Burma (Myanmar) During the Cold War Era


Aung San becomes the leader of Burma


Aung San became the Burmese nationalist leader following the Second World War. San admired socialism and excessively began to become influenced by communism, where he eventually established the Communist Party of Burma by early 1947.

Aung San is assassinated

July 19, 1947

On this day, Burmese leader, Aung San, was assassinated in the capital of Rangoon during an executive meeting. It was undisclosed on who killed him, but it was most likely the British or perhaps his own people. Great Britain feared that they would no longer rule Burma as a colony with San in power. However, the Burmese worried that San would impose communism throughout the nation and the majority of the population opposed that.

Burma becomes an independent nation

January 4, 1948

Burma officially becomes independent after being a colony under the United Kingdom. Sao Shwe Thaik was the president during the time.

U Nu becomes the Prime Minister

January 18, 1948

During U Nu's time, Burma declared neutrality in the Cold War. Although, many ethnic minorities opposed U Nu and the government and they enforced many rebellions in the country. Despite continuing to fight communist influence from home, Burma strongly maintained its independence and was given solid support from the United States.

Chinese Nationalist forces flee to Burma
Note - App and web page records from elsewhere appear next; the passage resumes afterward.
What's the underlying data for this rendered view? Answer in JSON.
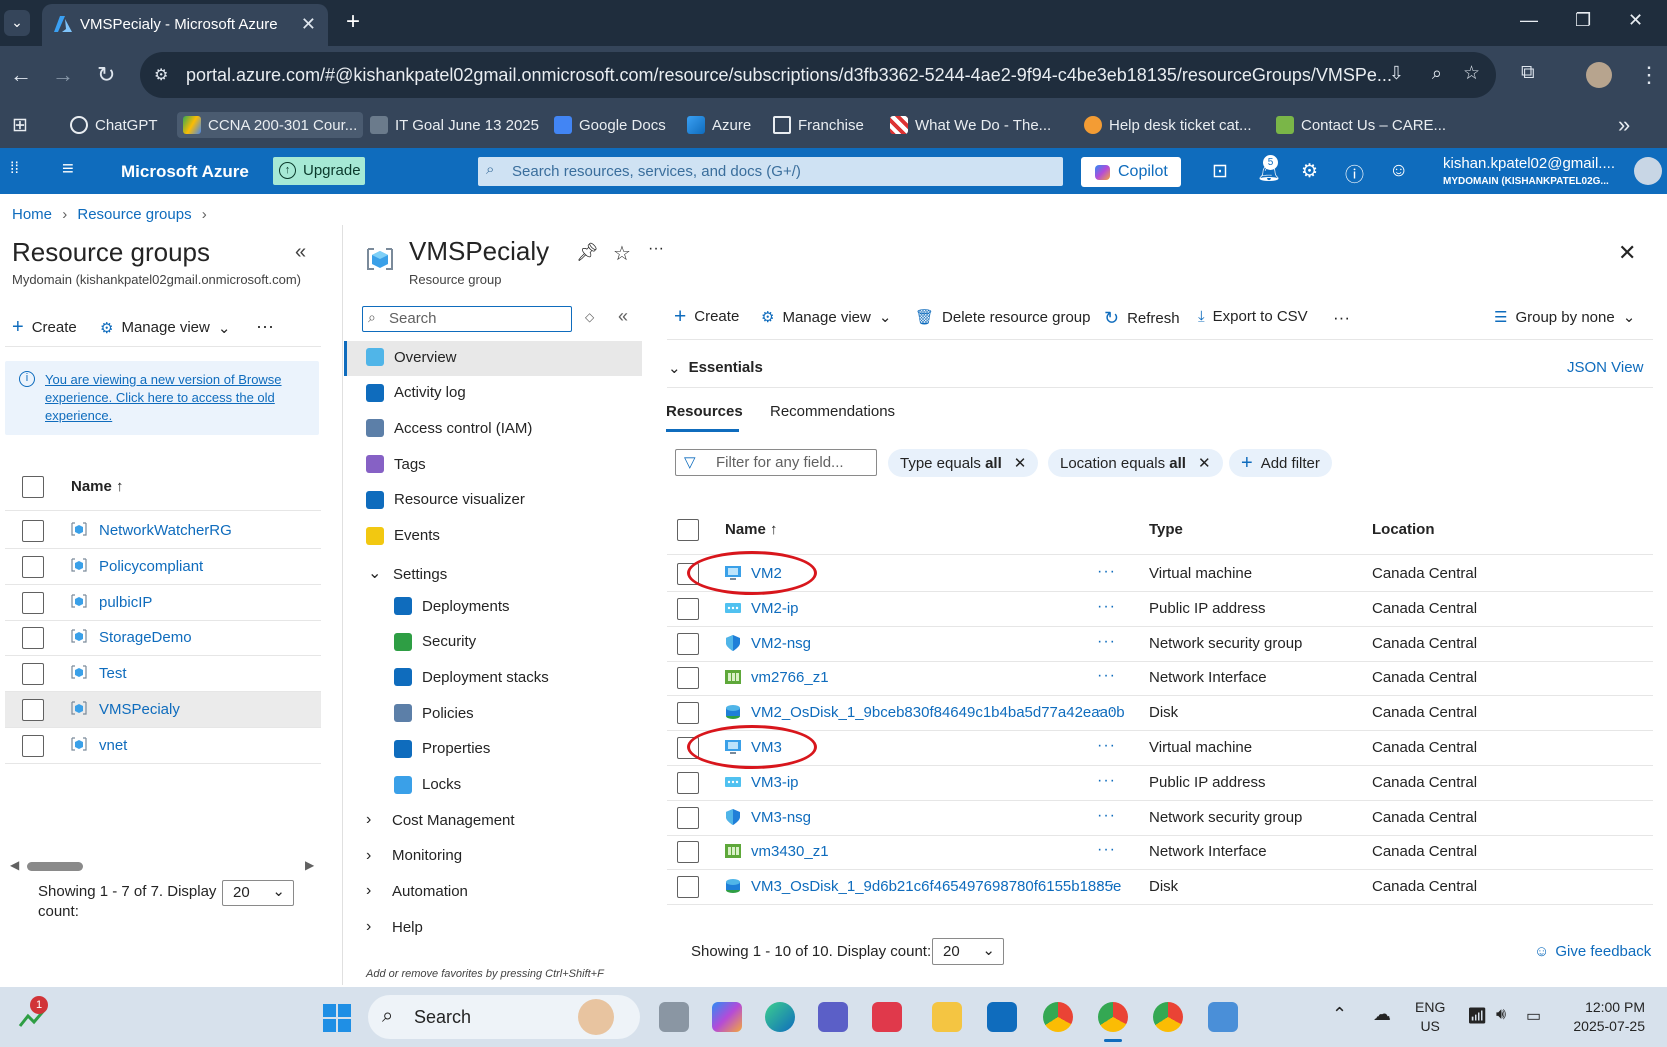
{
  "browser": {
    "tab_title": "VMSPecialy - Microsoft Azure",
    "new_tab": "+",
    "url": "portal.azure.com/#@kishankpatel02gmail.onmicrosoft.com/resource/subscriptions/d3fb3362-5244-4ae2-9f94-c4be3eb18135/resourceGroups/VMSPe...",
    "bookmarks": [
      "ChatGPT",
      "CCNA 200-301 Cour...",
      "IT Goal June 13 2025",
      "Google Docs",
      "Azure",
      "Franchise",
      "What We Do - The...",
      "Help desk ticket cat...",
      "Contact Us – CARE..."
    ],
    "more_bookmarks": "»"
  },
  "azure": {
    "brand": "Microsoft Azure",
    "upgrade": "Upgrade",
    "search_placeholder": "Search resources, services, and docs (G+/)",
    "copilot": "Copilot",
    "notification_count": "5",
    "user_email": "kishan.kpatel02@gmail....",
    "user_directory": "MYDOMAIN (KISHANKPATEL02G..."
  },
  "breadcrumb": [
    "Home",
    "Resource groups"
  ],
  "left_blade": {
    "title": "Resource groups",
    "subtitle": "Mydomain (kishankpatel02gmail.onmicrosoft.com)",
    "create": "Create",
    "manage_view": "Manage view",
    "info_text": "You are viewing a new version of Browse experience. Click here to access the old experience.",
    "col_name": "Name ↑",
    "items": [
      "NetworkWatcherRG",
      "Policycompliant",
      "pulbicIP",
      "StorageDemo",
      "Test",
      "VMSPecialy",
      "vnet"
    ],
    "selected_index": 5,
    "showing": "Showing 1 - 7 of 7. Display count:",
    "count_value": "20"
  },
  "resource": {
    "title": "VMSPecialy",
    "subtitle": "Resource group",
    "search_placeholder": "Search",
    "menu": [
      {
        "label": "Overview",
        "color": "#50b5e8"
      },
      {
        "label": "Activity log",
        "color": "#0f6cbd"
      },
      {
        "label": "Access control (IAM)",
        "color": "#5c7fa8"
      },
      {
        "label": "Tags",
        "color": "#8661c5"
      },
      {
        "label": "Resource visualizer",
        "color": "#0f6cbd"
      },
      {
        "label": "Events",
        "color": "#f2c811"
      }
    ],
    "settings_label": "Settings",
    "settings_items": [
      {
        "label": "Deployments",
        "color": "#0f6cbd"
      },
      {
        "label": "Security",
        "color": "#2e9e44"
      },
      {
        "label": "Deployment stacks",
        "color": "#0f6cbd"
      },
      {
        "label": "Policies",
        "color": "#5c7fa8"
      },
      {
        "label": "Properties",
        "color": "#0f6cbd"
      },
      {
        "label": "Locks",
        "color": "#3aa0e8"
      }
    ],
    "collapsed_groups": [
      "Cost Management",
      "Monitoring",
      "Automation",
      "Help"
    ],
    "favorites_hint": "Add or remove favorites by pressing Ctrl+Shift+F"
  },
  "toolbar": {
    "create": "Create",
    "manage_view": "Manage view",
    "delete": "Delete resource group",
    "refresh": "Refresh",
    "export": "Export to CSV",
    "group_by": "Group by none"
  },
  "essentials": {
    "label": "Essentials",
    "json_view": "JSON View"
  },
  "tabs": [
    "Resources",
    "Recommendations"
  ],
  "filters": {
    "placeholder": "Filter for any field...",
    "type_prefix": "Type equals",
    "type_value": "all",
    "location_prefix": "Location equals",
    "location_value": "all",
    "add_filter": "Add filter"
  },
  "table": {
    "headers": {
      "name": "Name ↑",
      "type": "Type",
      "location": "Location"
    },
    "rows": [
      {
        "name": "VM2",
        "type": "Virtual machine",
        "location": "Canada Central",
        "icon": "vm-icon",
        "circled": true
      },
      {
        "name": "VM2-ip",
        "type": "Public IP address",
        "location": "Canada Central",
        "icon": "public-ip-icon"
      },
      {
        "name": "VM2-nsg",
        "type": "Network security group",
        "location": "Canada Central",
        "icon": "nsg-icon"
      },
      {
        "name": "vm2766_z1",
        "type": "Network Interface",
        "location": "Canada Central",
        "icon": "nic-icon"
      },
      {
        "name": "VM2_OsDisk_1_9bceb830f84649c1b4ba5d77a42eaa0b",
        "type": "Disk",
        "location": "Canada Central",
        "icon": "disk-icon"
      },
      {
        "name": "VM3",
        "type": "Virtual machine",
        "location": "Canada Central",
        "icon": "vm-icon",
        "circled": true
      },
      {
        "name": "VM3-ip",
        "type": "Public IP address",
        "location": "Canada Central",
        "icon": "public-ip-icon"
      },
      {
        "name": "VM3-nsg",
        "type": "Network security group",
        "location": "Canada Central",
        "icon": "nsg-icon"
      },
      {
        "name": "vm3430_z1",
        "type": "Network Interface",
        "location": "Canada Central",
        "icon": "nic-icon"
      },
      {
        "name": "VM3_OsDisk_1_9d6b21c6f465497698780f6155b1885e",
        "type": "Disk",
        "location": "Canada Central",
        "icon": "disk-icon"
      }
    ],
    "showing": "Showing 1 - 10 of 10. Display count:",
    "count_value": "20",
    "feedback": "Give feedback"
  },
  "taskbar": {
    "search": "Search",
    "lang": "ENG",
    "region": "US",
    "time": "12:00 PM",
    "date": "2025-07-25",
    "badge": "1"
  }
}
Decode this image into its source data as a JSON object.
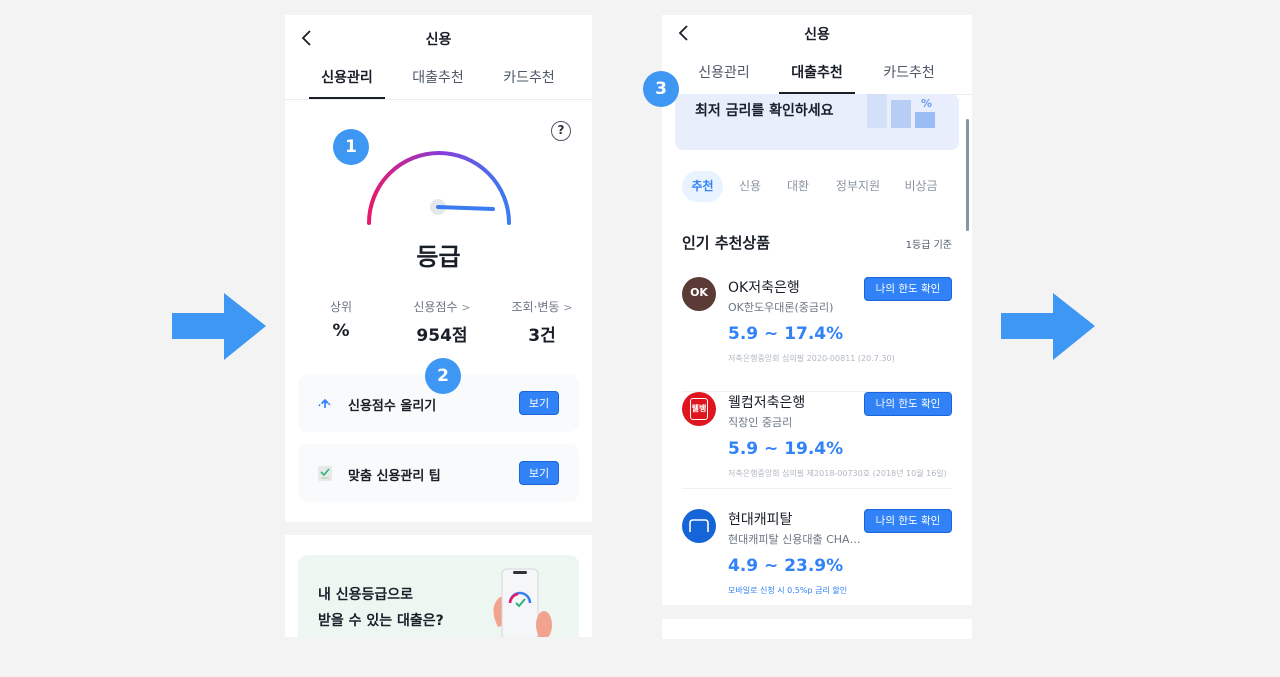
{
  "left": {
    "title": "신용",
    "tabs": [
      "신용관리",
      "대출추천",
      "카드추천"
    ],
    "badges": [
      "1",
      "2"
    ],
    "help": "?",
    "grade": "등급",
    "stats": [
      {
        "label": "상위",
        "value": "%"
      },
      {
        "label": "신용점수",
        "value": "954점"
      },
      {
        "label": "조회·변동",
        "value": "3건"
      }
    ],
    "cards": [
      {
        "label": "신용점수 올리기",
        "button": "보기",
        "icon": "arrow-up-circle-icon"
      },
      {
        "label": "맞춤 신용관리 팁",
        "button": "보기",
        "icon": "checklist-icon"
      }
    ],
    "promo": {
      "line1": "내 신용등급으로",
      "line2": "받을 수 있는 대출은?"
    }
  },
  "right": {
    "title": "신용",
    "tabs": [
      "신용관리",
      "대출추천",
      "카드추천"
    ],
    "badge": "3",
    "banner": "최저 금리를 확인하세요",
    "banner_symbol": "%",
    "chips": [
      "추천",
      "신용",
      "대환",
      "정부지원",
      "비상금"
    ],
    "section_title": "인기 추천상품",
    "section_note": "1등급 기준",
    "products": [
      {
        "name": "OK저축은행",
        "sub": "OK한도우대론(중금리)",
        "rate": "5.9 ~ 17.4%",
        "fine": "저축은행중앙회 심의필 2020-00811 (20.7.30)",
        "button": "나의 한도 확인",
        "logo_text": "OK",
        "logo_color": "#5a3b35"
      },
      {
        "name": "웰컴저축은행",
        "sub": "직장인 중금리",
        "rate": "5.9 ~ 19.4%",
        "fine": "저축은행중앙회 심의필 제2018-00730호 (2018년 10월 16일)",
        "button": "나의 한도 확인",
        "logo_text": "웰뱅",
        "logo_color": "#e0161e"
      },
      {
        "name": "현대캐피탈",
        "sub": "현대캐피탈 신용대출 CHANCE",
        "rate": "4.9 ~ 23.9%",
        "fine": "모바일로 신청 시 0.5%p 금리 할인",
        "button": "나의 한도 확인",
        "logo_text": "",
        "logo_color": "#1565d8"
      }
    ]
  },
  "colors": {
    "accent": "#3182f6",
    "badge": "#3d97f3",
    "gauge_start": "#e8196a",
    "gauge_end": "#3b7cf0"
  }
}
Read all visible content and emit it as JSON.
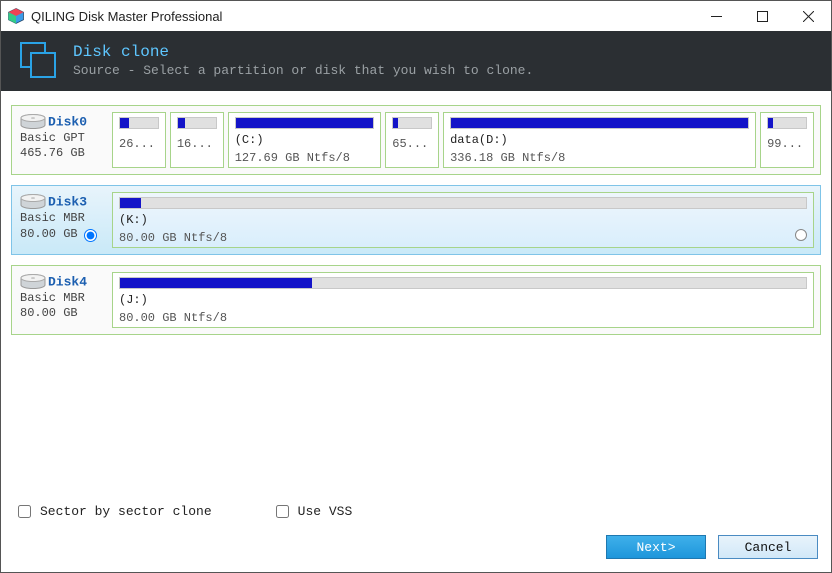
{
  "window": {
    "title": "QILING Disk Master Professional"
  },
  "header": {
    "title": "Disk clone",
    "subtitle": "Source - Select a partition or disk that you wish to clone."
  },
  "disks": [
    {
      "name": "Disk0",
      "scheme": "Basic GPT",
      "size": "465.76 GB",
      "selected": false,
      "green": true,
      "partitions": [
        {
          "label1": "",
          "label2": "26...",
          "fillPct": 24,
          "flex": 4
        },
        {
          "label1": "",
          "label2": "16...",
          "fillPct": 18,
          "flex": 4
        },
        {
          "label1": "(C:)",
          "label2": "127.69 GB Ntfs/8",
          "fillPct": 100,
          "flex": 14
        },
        {
          "label1": "",
          "label2": "65...",
          "fillPct": 12,
          "flex": 4
        },
        {
          "label1": "data(D:)",
          "label2": "336.18 GB Ntfs/8",
          "fillPct": 100,
          "flex": 30
        },
        {
          "label1": "",
          "label2": "99...",
          "fillPct": 12,
          "flex": 4
        }
      ]
    },
    {
      "name": "Disk3",
      "scheme": "Basic MBR",
      "size": "80.00 GB",
      "selected": true,
      "green": false,
      "radioChecked": true,
      "partitions": [
        {
          "label1": "(K:)",
          "label2": "80.00 GB Ntfs/8",
          "fillPct": 3,
          "flex": 1,
          "showSelRadio": true
        }
      ]
    },
    {
      "name": "Disk4",
      "scheme": "Basic MBR",
      "size": "80.00 GB",
      "selected": false,
      "green": true,
      "partitions": [
        {
          "label1": "(J:)",
          "label2": "80.00 GB Ntfs/8",
          "fillPct": 28,
          "flex": 1
        }
      ]
    }
  ],
  "options": {
    "sectorBySector": {
      "label": "Sector by sector clone",
      "checked": false
    },
    "useVSS": {
      "label": "Use VSS",
      "checked": false
    }
  },
  "buttons": {
    "next": "Next>",
    "cancel": "Cancel"
  }
}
Following their defeat to Communists in the Chinese Civil War, Chinese Nationalist troops were kicked out of their country and pushed south to Burma. This triggered much havoc, as the Burmese government thought that it was wrong for these Nationalist forces to come into a country without any permission. At first they were not imposed as a superior threat, but eventually, the Burmese government took action - with assistance from the United States and the United Kingdom - and forced a complete evacuation of these Chinese Nationalist troops. They were sent to neighboring countries, Thailand and Laos.

The Seagrave Trial

August 1950

Considered "the best American overseas" at the time, Gordon Seagrave was an American minority born in Burma. He fled to the United States to attend Johns Hopkins University's medical school, where he later developed his own hospital in northeastern Burma. Even though Seagrave helped numerous amounts of Burmese citizens and put a positive impact on society, he was arrested and sentenced to six years in prison in August of 1950 after being caught assisting six Burmese rebels. This event relates to the eventual deteriorating relationship between the United States and Burma.

United States and Burmese relations boost


In 1957, an economic cooperation agreement was signed between the U.S. and Burma, where the United States promised to provide the Burmese economic aid. The U.S. also pleaded to form a military alliance in Burma to improve their correlation.

U Nu's political party splits


Political tensions started to rise in Burma, as U Nu's political party divided - with nearly half of one side being in favor of communism.

"The polite coup de'tat"

September 1958

Following a break up of U Nu's political party, Burmese military officer, Ne Win, forced Nu to resign and give full control to the military. The Chinese were threatening to potentially take over Burma, so it was more than necessary to give full attention to the military. Ne Win quickly became ruler and banned all communism in the nation.

The Treaty of Friendship


After U Nu came back to power when Ne Win stepped down as the leader of Burma, he negotiated with China and established the Treat of Friendship. This represented lasting peace and close relations between Burma and China. It just goes to show how the Burmese did as much as they could to retain their independence and not become involved in the Cold War.

Ne Win becomes Prime Minister once again


After U Nu resigned for eternity, Ne Win became Burma's Prime Minister and would continue maintain leadership for the next 13 years until 1974.

Ne Win visits the United States

June 1962

During his appearance in Washington D.C. to visit President John F. Kennedy, Ne Win did not get the welcoming he expected. Win and his family were treated poorly and several racial slurs were thrown at them by society. Ne soon developed a strong Anti-American turnabout and reduced U.S. relations due to his experience in the country. He was so furious about this that he declined any American invitation to visit Burma and he sent all foreigners out of the country. At this point, the United States was at the brink of losing an important friend and Win planned to isolate Burma from the entire Western Hemisphere.

The March

August 8, 1988

The rule of Ne Win and his powerful ways of socialism, had turned Burma, once expected to become one of the fastest developing nations of Asia, into one of the poorest countries on the globe. The economy gradually began to slowly decline with rice shortages, a contaminated water supply, and a high poverty rate nationwide. With Sein Lwin being appointed as the head of the new government, the BSPS (Burma Socialist Programme Party) was established; in which many Burmese citizens were outraged with the way their country was being ruled. On August 8, 1988 at Rangoon (the capital of Burma), hundreds of thousands of people marched to demand that the BSPS be replaced by a civilian government. The march soon became bloody, as Burmese soldiers shot at unarmed rebel crowds, killing several thousand protesters.